Furthermore, engineers and designers know Rexolite® as an excellent choice for sound transmission. With low acoustic impedance close to water, this material makes for great sonar lenses among several other applications used for sound. Additionally, it retains structural integrity due to its rigid and durable molecular architecture. It keeps dimensional stability under loads of 10 psi to 2000 psi without structural compromise. The material's lightweight nature also serves as a contributing quality here. With a specific gravity of 1.05, Rexolite® is approximately 15% lighter than acrylic and less than half the weight of Teflon — all this while keeping the previously mentioned qualities. 

Finally, it can withstand exposure to several different types of chemicals. Alkalis, alcohols, aliphatic hydrocarbons, and mineral acids have no effect on the resin's integrity. However, when exposed to aromatic solvents, the chemical does interact and cause structural breakdown.

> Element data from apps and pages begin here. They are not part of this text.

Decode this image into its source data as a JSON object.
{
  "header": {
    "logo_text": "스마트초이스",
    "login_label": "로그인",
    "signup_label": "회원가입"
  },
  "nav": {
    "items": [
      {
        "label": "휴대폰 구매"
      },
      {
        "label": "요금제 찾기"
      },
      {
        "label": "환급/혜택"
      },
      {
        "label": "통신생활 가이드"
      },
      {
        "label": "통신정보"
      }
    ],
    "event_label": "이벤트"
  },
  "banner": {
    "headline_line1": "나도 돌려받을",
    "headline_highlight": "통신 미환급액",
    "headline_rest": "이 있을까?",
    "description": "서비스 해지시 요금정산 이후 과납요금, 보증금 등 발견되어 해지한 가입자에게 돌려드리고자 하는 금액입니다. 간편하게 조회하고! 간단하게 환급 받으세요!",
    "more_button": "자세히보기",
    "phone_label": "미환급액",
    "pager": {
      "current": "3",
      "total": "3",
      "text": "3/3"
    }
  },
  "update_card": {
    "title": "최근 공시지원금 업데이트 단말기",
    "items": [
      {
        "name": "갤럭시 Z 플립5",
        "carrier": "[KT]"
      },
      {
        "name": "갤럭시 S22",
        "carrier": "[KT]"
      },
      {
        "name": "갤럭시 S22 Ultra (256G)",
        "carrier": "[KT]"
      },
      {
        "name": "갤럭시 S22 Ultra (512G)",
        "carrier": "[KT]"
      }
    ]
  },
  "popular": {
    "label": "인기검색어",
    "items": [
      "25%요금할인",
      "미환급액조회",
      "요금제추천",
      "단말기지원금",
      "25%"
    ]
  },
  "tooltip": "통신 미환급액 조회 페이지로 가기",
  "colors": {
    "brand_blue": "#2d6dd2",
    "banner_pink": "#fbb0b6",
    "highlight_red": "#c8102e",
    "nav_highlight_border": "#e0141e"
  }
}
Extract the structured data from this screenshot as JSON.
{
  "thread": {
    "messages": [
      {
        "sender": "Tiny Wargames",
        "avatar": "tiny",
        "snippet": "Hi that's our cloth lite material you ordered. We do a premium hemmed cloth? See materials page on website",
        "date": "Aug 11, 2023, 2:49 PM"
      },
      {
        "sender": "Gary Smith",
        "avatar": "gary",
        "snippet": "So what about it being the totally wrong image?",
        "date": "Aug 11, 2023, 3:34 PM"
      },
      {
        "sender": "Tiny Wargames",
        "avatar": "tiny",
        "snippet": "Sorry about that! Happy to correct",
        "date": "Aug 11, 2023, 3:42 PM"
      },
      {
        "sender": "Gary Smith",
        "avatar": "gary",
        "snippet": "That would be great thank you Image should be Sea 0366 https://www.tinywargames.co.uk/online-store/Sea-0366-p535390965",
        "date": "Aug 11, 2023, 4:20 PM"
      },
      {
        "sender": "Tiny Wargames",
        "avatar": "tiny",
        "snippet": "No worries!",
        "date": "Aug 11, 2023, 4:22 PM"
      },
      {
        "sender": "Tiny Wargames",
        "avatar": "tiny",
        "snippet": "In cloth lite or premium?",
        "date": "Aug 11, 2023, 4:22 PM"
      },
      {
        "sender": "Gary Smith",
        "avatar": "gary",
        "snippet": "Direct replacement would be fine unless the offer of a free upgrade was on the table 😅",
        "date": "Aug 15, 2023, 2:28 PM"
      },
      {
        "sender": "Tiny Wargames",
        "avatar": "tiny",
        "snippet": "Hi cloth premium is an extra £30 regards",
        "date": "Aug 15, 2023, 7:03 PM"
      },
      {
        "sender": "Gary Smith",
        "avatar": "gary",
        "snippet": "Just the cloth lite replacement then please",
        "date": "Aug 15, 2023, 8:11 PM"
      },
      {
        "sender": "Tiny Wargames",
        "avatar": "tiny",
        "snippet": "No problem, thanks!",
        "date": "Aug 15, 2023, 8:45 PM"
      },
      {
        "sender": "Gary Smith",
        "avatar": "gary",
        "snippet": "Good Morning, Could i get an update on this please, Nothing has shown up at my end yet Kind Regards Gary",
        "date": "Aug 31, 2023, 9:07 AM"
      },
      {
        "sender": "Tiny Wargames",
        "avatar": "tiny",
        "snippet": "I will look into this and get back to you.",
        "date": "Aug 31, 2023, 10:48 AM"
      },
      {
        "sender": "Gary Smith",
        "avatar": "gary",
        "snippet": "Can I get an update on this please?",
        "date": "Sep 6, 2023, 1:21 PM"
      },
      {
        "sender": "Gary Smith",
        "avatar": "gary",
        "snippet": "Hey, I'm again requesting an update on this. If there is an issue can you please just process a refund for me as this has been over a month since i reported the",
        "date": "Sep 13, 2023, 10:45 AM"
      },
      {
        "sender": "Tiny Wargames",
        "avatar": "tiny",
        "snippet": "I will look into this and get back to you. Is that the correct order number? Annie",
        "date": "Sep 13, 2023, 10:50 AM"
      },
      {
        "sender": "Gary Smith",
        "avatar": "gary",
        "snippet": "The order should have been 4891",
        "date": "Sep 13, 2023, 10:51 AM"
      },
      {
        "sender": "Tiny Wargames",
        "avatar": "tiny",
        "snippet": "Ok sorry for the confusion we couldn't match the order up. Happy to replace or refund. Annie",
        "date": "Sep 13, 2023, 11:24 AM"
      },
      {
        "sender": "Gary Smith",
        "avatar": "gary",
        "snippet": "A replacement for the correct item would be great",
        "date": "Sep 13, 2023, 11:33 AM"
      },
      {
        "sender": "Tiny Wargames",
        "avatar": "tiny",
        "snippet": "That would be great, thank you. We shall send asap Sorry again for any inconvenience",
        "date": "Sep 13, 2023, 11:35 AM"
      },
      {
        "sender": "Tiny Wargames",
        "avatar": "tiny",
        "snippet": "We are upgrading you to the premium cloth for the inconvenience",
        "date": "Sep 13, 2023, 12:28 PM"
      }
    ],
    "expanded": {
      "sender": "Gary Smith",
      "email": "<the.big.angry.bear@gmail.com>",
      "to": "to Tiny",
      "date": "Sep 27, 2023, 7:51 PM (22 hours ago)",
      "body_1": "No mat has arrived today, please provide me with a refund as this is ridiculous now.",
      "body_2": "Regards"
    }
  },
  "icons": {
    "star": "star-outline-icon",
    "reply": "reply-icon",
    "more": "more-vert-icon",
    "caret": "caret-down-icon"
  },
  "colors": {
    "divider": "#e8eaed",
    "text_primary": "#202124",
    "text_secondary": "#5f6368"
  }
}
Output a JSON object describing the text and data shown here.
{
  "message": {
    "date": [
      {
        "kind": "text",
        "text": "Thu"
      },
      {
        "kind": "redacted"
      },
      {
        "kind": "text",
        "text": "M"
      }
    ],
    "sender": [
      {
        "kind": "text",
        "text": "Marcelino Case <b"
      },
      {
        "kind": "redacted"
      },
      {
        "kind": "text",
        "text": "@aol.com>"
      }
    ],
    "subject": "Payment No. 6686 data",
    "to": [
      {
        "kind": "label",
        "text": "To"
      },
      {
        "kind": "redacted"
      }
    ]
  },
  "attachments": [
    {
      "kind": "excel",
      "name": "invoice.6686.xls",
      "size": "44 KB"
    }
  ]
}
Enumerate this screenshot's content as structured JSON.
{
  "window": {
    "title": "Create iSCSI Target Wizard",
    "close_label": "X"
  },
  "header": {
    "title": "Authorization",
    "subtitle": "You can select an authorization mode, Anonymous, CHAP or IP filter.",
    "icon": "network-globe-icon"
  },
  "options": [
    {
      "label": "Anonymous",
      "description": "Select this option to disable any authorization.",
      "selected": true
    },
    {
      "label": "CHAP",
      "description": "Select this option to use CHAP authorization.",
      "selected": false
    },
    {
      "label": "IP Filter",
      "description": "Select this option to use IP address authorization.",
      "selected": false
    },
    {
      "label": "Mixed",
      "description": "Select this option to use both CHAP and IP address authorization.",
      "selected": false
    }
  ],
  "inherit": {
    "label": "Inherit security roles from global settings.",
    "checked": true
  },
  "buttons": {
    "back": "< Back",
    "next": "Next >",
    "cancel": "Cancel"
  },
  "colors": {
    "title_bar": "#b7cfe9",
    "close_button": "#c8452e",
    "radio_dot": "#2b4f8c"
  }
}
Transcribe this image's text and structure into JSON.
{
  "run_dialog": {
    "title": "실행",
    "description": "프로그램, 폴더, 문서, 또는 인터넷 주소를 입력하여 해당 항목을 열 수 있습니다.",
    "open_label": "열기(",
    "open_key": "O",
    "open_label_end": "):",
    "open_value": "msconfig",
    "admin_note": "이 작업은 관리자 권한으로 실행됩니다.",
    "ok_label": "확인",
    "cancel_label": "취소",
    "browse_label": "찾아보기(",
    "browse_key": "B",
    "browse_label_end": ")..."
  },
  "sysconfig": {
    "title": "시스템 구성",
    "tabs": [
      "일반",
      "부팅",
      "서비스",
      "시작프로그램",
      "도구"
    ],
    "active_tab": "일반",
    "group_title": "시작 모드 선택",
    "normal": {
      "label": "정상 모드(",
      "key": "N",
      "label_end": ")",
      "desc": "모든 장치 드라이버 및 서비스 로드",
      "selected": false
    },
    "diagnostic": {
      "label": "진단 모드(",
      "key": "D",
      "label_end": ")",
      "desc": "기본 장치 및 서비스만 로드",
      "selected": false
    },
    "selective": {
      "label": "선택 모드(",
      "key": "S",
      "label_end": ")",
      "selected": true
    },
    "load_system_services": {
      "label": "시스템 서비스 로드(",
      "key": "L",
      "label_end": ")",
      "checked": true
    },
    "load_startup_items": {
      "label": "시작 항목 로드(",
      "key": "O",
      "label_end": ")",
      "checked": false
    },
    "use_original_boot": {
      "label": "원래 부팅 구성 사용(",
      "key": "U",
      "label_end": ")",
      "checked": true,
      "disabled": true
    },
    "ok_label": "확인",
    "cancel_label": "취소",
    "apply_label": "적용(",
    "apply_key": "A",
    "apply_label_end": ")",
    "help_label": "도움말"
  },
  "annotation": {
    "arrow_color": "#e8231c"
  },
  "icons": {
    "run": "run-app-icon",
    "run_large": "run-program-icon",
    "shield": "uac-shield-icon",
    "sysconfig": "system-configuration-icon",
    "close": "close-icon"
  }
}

We strongly recommend keeping this material away from those types of chemicals to ensure the product's longevity. 

Common Rexolite® Applications

  • Microwave components
  • Antennae
  • Coaxial cable connectors
  • TV satellite dishes
  • Lenses with acoustic, optical, and radio-frequency applications
  • High-frequency circuit substrates
  • Sonar lenses and radar windows